Karl-Markus Gauß / Kurt Kaindl
One of the misconceptions of our time is the assumption that there is little left in Europe to be discovered. Karl-Markus Gauß and Kurt Kaindl prove otherwise with their reportage on the 'other’ Europe, where luxury and the "cutting edge" have not yet reached. In a collaborative effort, Gauß took up pen and, together with Kaindl and his camera, began a journey through the ten new members of the European Union to seek out the cultural richness of Europe¹s unknown corners and unrevealed lives. The following is a small selection from their work since 1999 on the new member countries of Central, Eastern,- and Southern Europe.
Karl-Markus Gauß was born in Salzburg, Austria in 1954. He lives there as a freelance writer of essays and literary criticism and publishes of one of the finest Austrian literary journals, Literatur und Kritik.

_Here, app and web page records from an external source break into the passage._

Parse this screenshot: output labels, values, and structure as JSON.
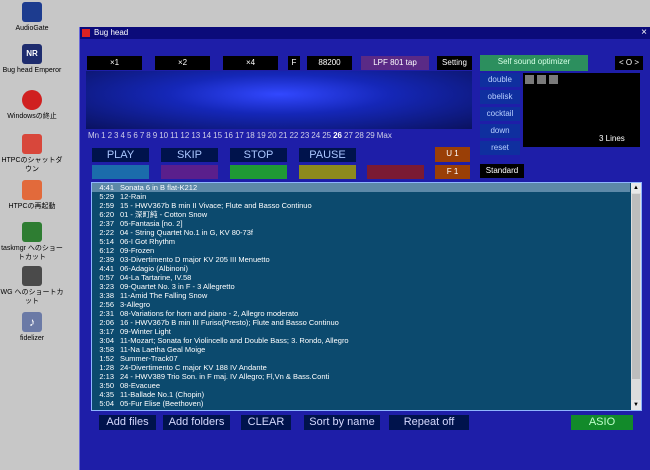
{
  "desktop": {
    "icons": [
      {
        "label": "AudioGate",
        "icon": "audiogate-icon",
        "color": "#1d3c8f"
      },
      {
        "label": "Bug head Emperor",
        "icon": "nr-app-icon",
        "color": "#1e2c6e"
      },
      {
        "label": "Windowsの終止",
        "icon": "stop-icon",
        "color": "#d02020"
      },
      {
        "label": "HTPCのシャットダウン",
        "icon": "shutdown-icon",
        "color": "#d8473b"
      },
      {
        "label": "HTPCの再起動",
        "icon": "restart-icon",
        "color": "#e26a3b"
      },
      {
        "label": "taskmgr へのショートカット",
        "icon": "taskmgr-icon",
        "color": "#2e7d32"
      },
      {
        "label": "WG へのショートカット",
        "icon": "wg-icon",
        "color": "#4a4a4a"
      },
      {
        "label": "fidelizer",
        "icon": "music-note-icon",
        "color": "#6b7aa6"
      }
    ]
  },
  "window": {
    "title": "Bug head",
    "close": "×"
  },
  "topbar": {
    "x1": "×1",
    "x2": "×2",
    "x4": "×4",
    "f": "F",
    "rate": "88200",
    "lpf": "LPF 801 tap",
    "setting": "Setting",
    "optimizer": "Self sound optimizer",
    "nav": "< O >"
  },
  "visualizer": {
    "numbers": [
      "Mn",
      "1",
      "2",
      "3",
      "4",
      "5",
      "6",
      "7",
      "8",
      "9",
      "10",
      "11",
      "12",
      "13",
      "14",
      "15",
      "16",
      "17",
      "18",
      "19",
      "20",
      "21",
      "22",
      "23",
      "24",
      "25",
      "26",
      "27",
      "28",
      "29",
      "Max"
    ],
    "highlighted": "26"
  },
  "side_buttons": [
    "double",
    "obelisk",
    "cocktail",
    "down",
    "reset"
  ],
  "side_panel": {
    "lines": "3 Lines",
    "standard": "Standard"
  },
  "transport": {
    "play": "PLAY",
    "skip": "SKIP",
    "stop": "STOP",
    "pause": "PAUSE",
    "u1": "U 1",
    "f1": "F 1"
  },
  "playlist": [
    {
      "time": "4:41",
      "title": "Sonata 6 in B flat-K212"
    },
    {
      "time": "5:29",
      "title": "12-Rain"
    },
    {
      "time": "2:59",
      "title": "15 - HWV367b B min II Vivace; Flute and Basso Continuo"
    },
    {
      "time": "6:20",
      "title": "01 - 深町純 - Cotton Snow"
    },
    {
      "time": "2:37",
      "title": "05-Fantasia [no. 2]"
    },
    {
      "time": "2:22",
      "title": "04 - String Quartet No.1 in G, KV 80-73f"
    },
    {
      "time": "5:14",
      "title": "06-I Got Rhythm"
    },
    {
      "time": "6:12",
      "title": "09-Frozen"
    },
    {
      "time": "2:39",
      "title": "03-Divertimento D major KV 205 III Menuetto"
    },
    {
      "time": "4:41",
      "title": "06-Adagio (Albinoni)"
    },
    {
      "time": "0:57",
      "title": "04-La Tartarine, IV.58"
    },
    {
      "time": "3:23",
      "title": "09-Quartet No. 3 in F - 3 Allegretto"
    },
    {
      "time": "3:38",
      "title": "11-Amid The Falling Snow"
    },
    {
      "time": "2:56",
      "title": "3-Allegro"
    },
    {
      "time": "2:31",
      "title": "08-Variations for horn and piano - 2, Allegro moderato"
    },
    {
      "time": "2:06",
      "title": "16 - HWV367b B min III Furiso(Presto); Flute and Basso Continuo"
    },
    {
      "time": "3:17",
      "title": "09-Winter Light"
    },
    {
      "time": "3:04",
      "title": "11-Mozart; Sonata for Violincello and Double Bass; 3. Rondo, Allegro"
    },
    {
      "time": "3:58",
      "title": "11-Na Laetha Geal Moige"
    },
    {
      "time": "1:52",
      "title": "Summer-Track07"
    },
    {
      "time": "1:28",
      "title": "24-Divertimento C major KV 188 IV Andante"
    },
    {
      "time": "2:13",
      "title": "24 - HWV389 Trio Son. in F maj. IV Allegro; Fl,Vn & Bass.Conti"
    },
    {
      "time": "3:50",
      "title": "08-Evacuee"
    },
    {
      "time": "4:35",
      "title": "11-Ballade No.1 (Chopin)"
    },
    {
      "time": "5:04",
      "title": "05-Fur Elise (Beethoven)"
    }
  ],
  "bottom_buttons": {
    "add_files": "Add files",
    "add_folders": "Add folders",
    "clear": "CLEAR",
    "sort": "Sort by name",
    "repeat": "Repeat off",
    "asio": "ASIO"
  },
  "colors": {
    "window_bg": "#1e1ea8",
    "accent_green": "#2c8f5e",
    "lpf_purple": "#5a2a86",
    "swatch_teal": "#1b6cab",
    "swatch_purple": "#5a1f8c",
    "swatch_green": "#1f9a35",
    "swatch_olive": "#8d8a1c",
    "swatch_maroon": "#7a1a33",
    "u1_bg": "#9a3f06",
    "asio_green": "#128a2a"
  }
}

Mr. Gauß is one of the most sought-after writers in German-speaking feuilletons. He has won numerous honors and prizes such as the National Award for Cultural Journalism (1994), the Honorary Prize of the Austrian Booktrade for Tolerance in Thought and Action (2001), as well as the Rene Marcic Prize(2004). Gauß is well known for his recent, selective study of minority groups in Central Europe i.e. Die sterbenden Europäer (2001) with photographs from Kurt Kaindl, as well as for his contributions to the newspapers, die Zeit and der Standard.
Born in Gmunden, Austria in 1954, Kurt Kaindl works as a photographer, curator and media specialist in Salzburg. He has exhibited his own photographic oeuvre for nearly 30 years. In 1981 he co-founded the gallery "Fotohof." He received a Ph.D in literature in 1983. He has held lecturing positions at the Universities of Salzburg, Munich, Eichstätt, Bamberg, and at Georgia State University in Atlanta, and has taught the history and theory of Press Photography. He has authored numerous publications on the history of photography in Austria. Publications of illustrated books include Innergebirg. Wege in die Tauern (1986); Wurzmühle. Industriearchäologie aus dem oberen Waldviertel (1994), Abfischen (1997) and Die unbekannten Europäer (2002).
We have chosen the photograph "Ritual Crossing of Borders in Pongratzen" as front cover for this issue. The Austrian-born photographer, Inge Morath, took this picture of the boundary stone between Austria and Slovenia shortly before her death. For more than eight decades the village of Pongratzen was split in half by this border. To celebrate their common heritage, it was the custom of the inhabitants to cross to the other side once a year. While exploring the meaning of visible and invisible boundaries, of space and time, Inge Morath captured the true significance of European enlargement. The photo has now become history.